**Task directions**
Output every line of the entries from the line containing "Output a JSON" through the last, exactly, with no other content.

**Entries taken from a collection**
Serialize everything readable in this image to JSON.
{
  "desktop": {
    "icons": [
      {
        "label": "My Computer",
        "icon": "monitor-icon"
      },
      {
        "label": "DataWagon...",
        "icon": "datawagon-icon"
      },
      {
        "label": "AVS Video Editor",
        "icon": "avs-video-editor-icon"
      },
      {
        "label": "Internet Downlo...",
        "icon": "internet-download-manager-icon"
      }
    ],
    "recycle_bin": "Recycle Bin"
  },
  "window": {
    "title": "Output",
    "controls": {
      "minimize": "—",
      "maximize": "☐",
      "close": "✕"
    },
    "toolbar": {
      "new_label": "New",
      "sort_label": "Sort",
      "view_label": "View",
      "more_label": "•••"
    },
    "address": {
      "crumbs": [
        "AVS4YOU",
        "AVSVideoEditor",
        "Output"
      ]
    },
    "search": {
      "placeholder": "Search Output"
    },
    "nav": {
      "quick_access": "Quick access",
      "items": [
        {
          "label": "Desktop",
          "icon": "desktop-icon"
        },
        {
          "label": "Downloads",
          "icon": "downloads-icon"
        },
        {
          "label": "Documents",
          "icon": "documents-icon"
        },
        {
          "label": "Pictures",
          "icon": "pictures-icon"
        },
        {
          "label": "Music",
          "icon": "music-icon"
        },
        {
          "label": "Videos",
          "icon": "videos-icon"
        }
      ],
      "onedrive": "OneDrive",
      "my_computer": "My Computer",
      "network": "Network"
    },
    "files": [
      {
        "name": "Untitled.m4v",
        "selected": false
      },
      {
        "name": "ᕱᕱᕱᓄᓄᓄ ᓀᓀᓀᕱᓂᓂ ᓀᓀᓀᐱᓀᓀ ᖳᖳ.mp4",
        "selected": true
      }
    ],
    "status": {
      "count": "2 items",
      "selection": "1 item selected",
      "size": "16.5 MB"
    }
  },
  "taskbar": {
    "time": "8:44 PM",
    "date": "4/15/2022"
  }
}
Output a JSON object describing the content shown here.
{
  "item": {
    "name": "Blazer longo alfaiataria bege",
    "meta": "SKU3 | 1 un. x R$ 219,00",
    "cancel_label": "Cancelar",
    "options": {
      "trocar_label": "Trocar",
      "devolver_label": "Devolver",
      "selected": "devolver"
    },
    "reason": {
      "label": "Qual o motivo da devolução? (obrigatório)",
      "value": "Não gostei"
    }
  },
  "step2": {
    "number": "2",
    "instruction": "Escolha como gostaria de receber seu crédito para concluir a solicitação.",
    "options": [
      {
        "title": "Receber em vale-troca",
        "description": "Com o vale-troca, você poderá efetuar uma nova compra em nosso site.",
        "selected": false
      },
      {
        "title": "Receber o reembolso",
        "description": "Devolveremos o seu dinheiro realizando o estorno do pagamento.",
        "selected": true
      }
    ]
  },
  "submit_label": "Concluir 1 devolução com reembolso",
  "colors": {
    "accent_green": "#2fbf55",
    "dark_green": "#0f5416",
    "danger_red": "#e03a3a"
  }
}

**Written solution**
Output a JSON object describing the content shown here.
{
  "item": {
    "name": "Blazer longo alfaiataria bege",
    "meta": "SKU3 | 1 un. x R$ 219,00",
    "cancel_label": "Cancelar",
    "options": {
      "trocar_label": "Trocar",
      "devolver_label": "Devolver",
      "selected": "devolver"
    },
    "reason": {
      "label": "Qual o motivo da devolução? (obrigatório)",
      "value": "Não gostei"
    }
  },
  "step2": {
    "number": "2",
    "instruction": "Escolha como gostaria de receber seu crédito para concluir a solicitação.",
    "options": [
      {
        "title": "Receber em vale-troca",
        "description": "Com o vale-troca, você poderá efetuar uma nova compra em nosso site.",
        "selected": false
      },
      {
        "title": "Receber o reembolso",
        "description": "Devolveremos o seu dinheiro realizando o estorno do pagamento.",
        "selected": true
      }
    ]
  },
  "submit_label": "Concluir 1 devolução com reembolso",
  "colors": {
    "accent_green": "#2fbf55",
    "dark_green": "#0f5416",
    "danger_red": "#e03a3a"
  }
}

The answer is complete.